> [WHAT IS BEING ASKED]:
Nothing should differ between your answer and the records below.

Records excerpted from a collection
**********

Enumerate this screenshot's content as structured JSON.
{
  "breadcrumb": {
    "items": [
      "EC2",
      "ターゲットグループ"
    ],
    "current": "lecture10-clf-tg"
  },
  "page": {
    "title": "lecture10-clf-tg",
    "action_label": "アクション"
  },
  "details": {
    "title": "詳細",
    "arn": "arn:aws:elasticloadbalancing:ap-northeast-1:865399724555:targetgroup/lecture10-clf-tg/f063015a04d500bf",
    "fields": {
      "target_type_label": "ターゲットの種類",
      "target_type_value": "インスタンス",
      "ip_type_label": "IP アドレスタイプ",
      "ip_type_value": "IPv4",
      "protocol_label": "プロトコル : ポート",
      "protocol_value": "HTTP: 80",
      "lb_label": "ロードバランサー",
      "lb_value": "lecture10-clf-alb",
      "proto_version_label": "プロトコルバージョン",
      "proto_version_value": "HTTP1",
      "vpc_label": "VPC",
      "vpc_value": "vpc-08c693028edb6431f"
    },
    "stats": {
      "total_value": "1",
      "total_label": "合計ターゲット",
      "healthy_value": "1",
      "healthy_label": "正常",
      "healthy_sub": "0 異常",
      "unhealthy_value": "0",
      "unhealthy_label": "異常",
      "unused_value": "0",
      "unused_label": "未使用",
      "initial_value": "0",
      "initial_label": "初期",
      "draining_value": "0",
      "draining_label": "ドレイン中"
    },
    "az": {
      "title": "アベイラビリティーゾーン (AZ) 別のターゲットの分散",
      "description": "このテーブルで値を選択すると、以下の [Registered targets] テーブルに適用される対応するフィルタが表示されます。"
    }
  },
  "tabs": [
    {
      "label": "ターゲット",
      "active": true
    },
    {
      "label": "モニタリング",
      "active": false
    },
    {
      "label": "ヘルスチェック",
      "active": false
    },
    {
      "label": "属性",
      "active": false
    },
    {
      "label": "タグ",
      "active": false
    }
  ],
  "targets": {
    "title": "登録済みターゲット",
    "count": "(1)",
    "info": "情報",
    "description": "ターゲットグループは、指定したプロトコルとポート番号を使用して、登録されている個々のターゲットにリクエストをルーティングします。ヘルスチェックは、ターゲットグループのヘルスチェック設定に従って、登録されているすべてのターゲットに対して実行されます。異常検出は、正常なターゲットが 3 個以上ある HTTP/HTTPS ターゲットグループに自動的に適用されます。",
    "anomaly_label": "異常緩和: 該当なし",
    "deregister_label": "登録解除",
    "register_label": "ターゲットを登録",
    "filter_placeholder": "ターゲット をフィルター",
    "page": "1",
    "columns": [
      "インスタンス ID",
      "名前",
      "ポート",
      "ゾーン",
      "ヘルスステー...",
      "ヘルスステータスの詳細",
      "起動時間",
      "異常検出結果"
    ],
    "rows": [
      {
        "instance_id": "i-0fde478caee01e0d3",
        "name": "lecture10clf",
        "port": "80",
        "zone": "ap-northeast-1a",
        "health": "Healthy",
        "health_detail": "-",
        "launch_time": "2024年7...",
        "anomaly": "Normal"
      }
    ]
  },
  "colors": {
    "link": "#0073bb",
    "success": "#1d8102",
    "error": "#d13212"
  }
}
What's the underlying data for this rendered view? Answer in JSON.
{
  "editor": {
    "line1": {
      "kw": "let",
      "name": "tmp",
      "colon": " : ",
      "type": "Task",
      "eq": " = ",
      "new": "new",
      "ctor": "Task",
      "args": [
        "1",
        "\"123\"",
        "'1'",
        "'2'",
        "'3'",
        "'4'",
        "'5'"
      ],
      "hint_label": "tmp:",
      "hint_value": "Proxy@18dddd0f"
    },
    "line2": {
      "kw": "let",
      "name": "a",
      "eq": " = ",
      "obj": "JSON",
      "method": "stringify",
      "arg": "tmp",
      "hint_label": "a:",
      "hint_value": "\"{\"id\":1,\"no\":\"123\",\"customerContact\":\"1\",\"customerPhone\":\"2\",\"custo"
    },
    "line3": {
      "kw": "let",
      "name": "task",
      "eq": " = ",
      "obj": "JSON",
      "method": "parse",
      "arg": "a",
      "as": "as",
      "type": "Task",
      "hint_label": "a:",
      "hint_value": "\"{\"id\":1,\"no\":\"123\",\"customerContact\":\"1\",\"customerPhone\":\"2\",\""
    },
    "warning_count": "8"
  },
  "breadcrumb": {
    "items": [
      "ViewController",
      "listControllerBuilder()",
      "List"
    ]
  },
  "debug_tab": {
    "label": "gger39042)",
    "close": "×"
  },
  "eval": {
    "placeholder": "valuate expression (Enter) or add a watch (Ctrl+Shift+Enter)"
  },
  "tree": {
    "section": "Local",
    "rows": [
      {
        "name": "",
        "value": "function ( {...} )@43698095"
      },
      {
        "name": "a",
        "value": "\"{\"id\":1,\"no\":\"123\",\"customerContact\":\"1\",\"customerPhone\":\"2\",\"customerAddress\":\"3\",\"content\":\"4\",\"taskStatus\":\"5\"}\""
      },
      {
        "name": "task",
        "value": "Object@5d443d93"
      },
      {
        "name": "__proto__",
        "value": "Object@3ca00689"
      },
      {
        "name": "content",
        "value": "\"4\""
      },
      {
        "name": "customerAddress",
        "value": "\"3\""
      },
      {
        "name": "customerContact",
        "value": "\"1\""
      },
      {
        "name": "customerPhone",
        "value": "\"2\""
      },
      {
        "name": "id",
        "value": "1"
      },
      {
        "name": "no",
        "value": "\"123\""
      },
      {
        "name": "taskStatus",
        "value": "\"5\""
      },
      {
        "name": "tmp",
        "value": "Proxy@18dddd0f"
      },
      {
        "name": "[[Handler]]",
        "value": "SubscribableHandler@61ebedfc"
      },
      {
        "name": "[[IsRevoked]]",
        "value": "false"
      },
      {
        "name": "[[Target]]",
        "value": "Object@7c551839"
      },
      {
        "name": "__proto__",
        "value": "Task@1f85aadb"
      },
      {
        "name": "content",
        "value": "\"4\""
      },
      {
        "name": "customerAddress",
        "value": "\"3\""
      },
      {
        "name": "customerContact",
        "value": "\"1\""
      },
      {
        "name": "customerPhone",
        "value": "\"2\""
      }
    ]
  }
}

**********

> [RESPONSE]:
Enumerate this screenshot's content as structured JSON.
{
  "breadcrumb": {
    "items": [
      "EC2",
      "ターゲットグループ"
    ],
    "current": "lecture10-clf-tg"
  },
  "page": {
    "title": "lecture10-clf-tg",
    "action_label": "アクション"
  },
  "details": {
    "title": "詳細",
    "arn": "arn:aws:elasticloadbalancing:ap-northeast-1:865399724555:targetgroup/lecture10-clf-tg/f063015a04d500bf",
    "fields": {
      "target_type_label": "ターゲットの種類",
      "target_type_value": "インスタンス",
      "ip_type_label": "IP アドレスタイプ",
      "ip_type_value": "IPv4",
      "protocol_label": "プロトコル : ポート",
      "protocol_value": "HTTP: 80",
      "lb_label": "ロードバランサー",
      "lb_value": "lecture10-clf-alb",
      "proto_version_label": "プロトコルバージョン",
      "proto_version_value": "HTTP1",
      "vpc_label": "VPC",
      "vpc_value": "vpc-08c693028edb6431f"
    },
    "stats": {
      "total_value": "1",
      "total_label": "合計ターゲット",
      "healthy_value": "1",
      "healthy_label": "正常",
      "healthy_sub": "0 異常",
      "unhealthy_value": "0",
      "unhealthy_label": "異常",
      "unused_value": "0",
      "unused_label": "未使用",
      "initial_value": "0",
      "initial_label": "初期",
      "draining_value": "0",
      "draining_label": "ドレイン中"
    },
    "az": {
      "title": "アベイラビリティーゾーン (AZ) 別のターゲットの分散",
      "description": "このテーブルで値を選択すると、以下の [Registered targets] テーブルに適用される対応するフィルタが表示されます。"
    }
  },
  "tabs": [
    {
      "label": "ターゲット",
      "active": true
    },
    {
      "label": "モニタリング",
      "active": false
    },
    {
      "label": "ヘルスチェック",
      "active": false
    },
    {
      "label": "属性",
      "active": false
    },
    {
      "label": "タグ",
      "active": false
    }
  ],
  "targets": {
    "title": "登録済みターゲット",
    "count": "(1)",
    "info": "情報",
    "description": "ターゲットグループは、指定したプロトコルとポート番号を使用して、登録されている個々のターゲットにリクエストをルーティングします。ヘルスチェックは、ターゲットグループのヘルスチェック設定に従って、登録されているすべてのターゲットに対して実行されます。異常検出は、正常なターゲットが 3 個以上ある HTTP/HTTPS ターゲットグループに自動的に適用されます。",
    "anomaly_label": "異常緩和: 該当なし",
    "deregister_label": "登録解除",
    "register_label": "ターゲットを登録",
    "filter_placeholder": "ターゲット をフィルター",
    "page": "1",
    "columns": [
      "インスタンス ID",
      "名前",
      "ポート",
      "ゾーン",
      "ヘルスステー...",
      "ヘルスステータスの詳細",
      "起動時間",
      "異常検出結果"
    ],
    "rows": [
      {
        "instance_id": "i-0fde478caee01e0d3",
        "name": "lecture10clf",
        "port": "80",
        "zone": "ap-northeast-1a",
        "health": "Healthy",
        "health_detail": "-",
        "launch_time": "2024年7...",
        "anomaly": "Normal"
      }
    ]
  },
  "colors": {
    "link": "#0073bb",
    "success": "#1d8102",
    "error": "#d13212"
  }
}
What's the underlying data for this rendered view? Answer in JSON.
{
  "editor": {
    "line1": {
      "kw": "let",
      "name": "tmp",
      "colon": " : ",
      "type": "Task",
      "eq": " = ",
      "new": "new",
      "ctor": "Task",
      "args": [
        "1",
        "\"123\"",
        "'1'",
        "'2'",
        "'3'",
        "'4'",
        "'5'"
      ],
      "hint_label": "tmp:",
      "hint_value": "Proxy@18dddd0f"
    },
    "line2": {
      "kw": "let",
      "name": "a",
      "eq": " = ",
      "obj": "JSON",
      "method": "stringify",
      "arg": "tmp",
      "hint_label": "a:",
      "hint_value": "\"{\"id\":1,\"no\":\"123\",\"customerContact\":\"1\",\"customerPhone\":\"2\",\"custo"
    },
    "line3": {
      "kw": "let",
      "name": "task",
      "eq": " = ",
      "obj": "JSON",
      "method": "parse",
      "arg": "a",
      "as": "as",
      "type": "Task",
      "hint_label": "a:",
      "hint_value": "\"{\"id\":1,\"no\":\"123\",\"customerContact\":\"1\",\"customerPhone\":\"2\",\""
    },
    "warning_count": "8"
  },
  "breadcrumb": {
    "items": [
      "ViewController",
      "listControllerBuilder()",
      "List"
    ]
  },
  "debug_tab": {
    "label": "gger39042)",
    "close": "×"
  },
  "eval": {
    "placeholder": "valuate expression (Enter) or add a watch (Ctrl+Shift+Enter)"
  },
  "tree": {
    "section": "Local",
    "rows": [
      {
        "name": "",
        "value": "function ( {...} )@43698095"
      },
      {
        "name": "a",
        "value": "\"{\"id\":1,\"no\":\"123\",\"customerContact\":\"1\",\"customerPhone\":\"2\",\"customerAddress\":\"3\",\"content\":\"4\",\"taskStatus\":\"5\"}\""
      },
      {
        "name": "task",
        "value": "Object@5d443d93"
      },
      {
        "name": "__proto__",
        "value": "Object@3ca00689"
      },
      {
        "name": "content",
        "value": "\"4\""
      },
      {
        "name": "customerAddress",
        "value": "\"3\""
      },
      {
        "name": "customerContact",
        "value": "\"1\""
      },
      {
        "name": "customerPhone",
        "value": "\"2\""
      },
      {
        "name": "id",
        "value": "1"
      },
      {
        "name": "no",
        "value": "\"123\""
      },
      {
        "name": "taskStatus",
        "value": "\"5\""
      },
      {
        "name": "tmp",
        "value": "Proxy@18dddd0f"
      },
      {
        "name": "[[Handler]]",
        "value": "SubscribableHandler@61ebedfc"
      },
      {
        "name": "[[IsRevoked]]",
        "value": "false"
      },
      {
        "name": "[[Target]]",
        "value": "Object@7c551839"
      },
      {
        "name": "__proto__",
        "value": "Task@1f85aadb"
      },
      {
        "name": "content",
        "value": "\"4\""
      },
      {
        "name": "customerAddress",
        "value": "\"3\""
      },
      {
        "name": "customerContact",
        "value": "\"1\""
      },
      {
        "name": "customerPhone",
        "value": "\"2\""
      }
    ]
  }
}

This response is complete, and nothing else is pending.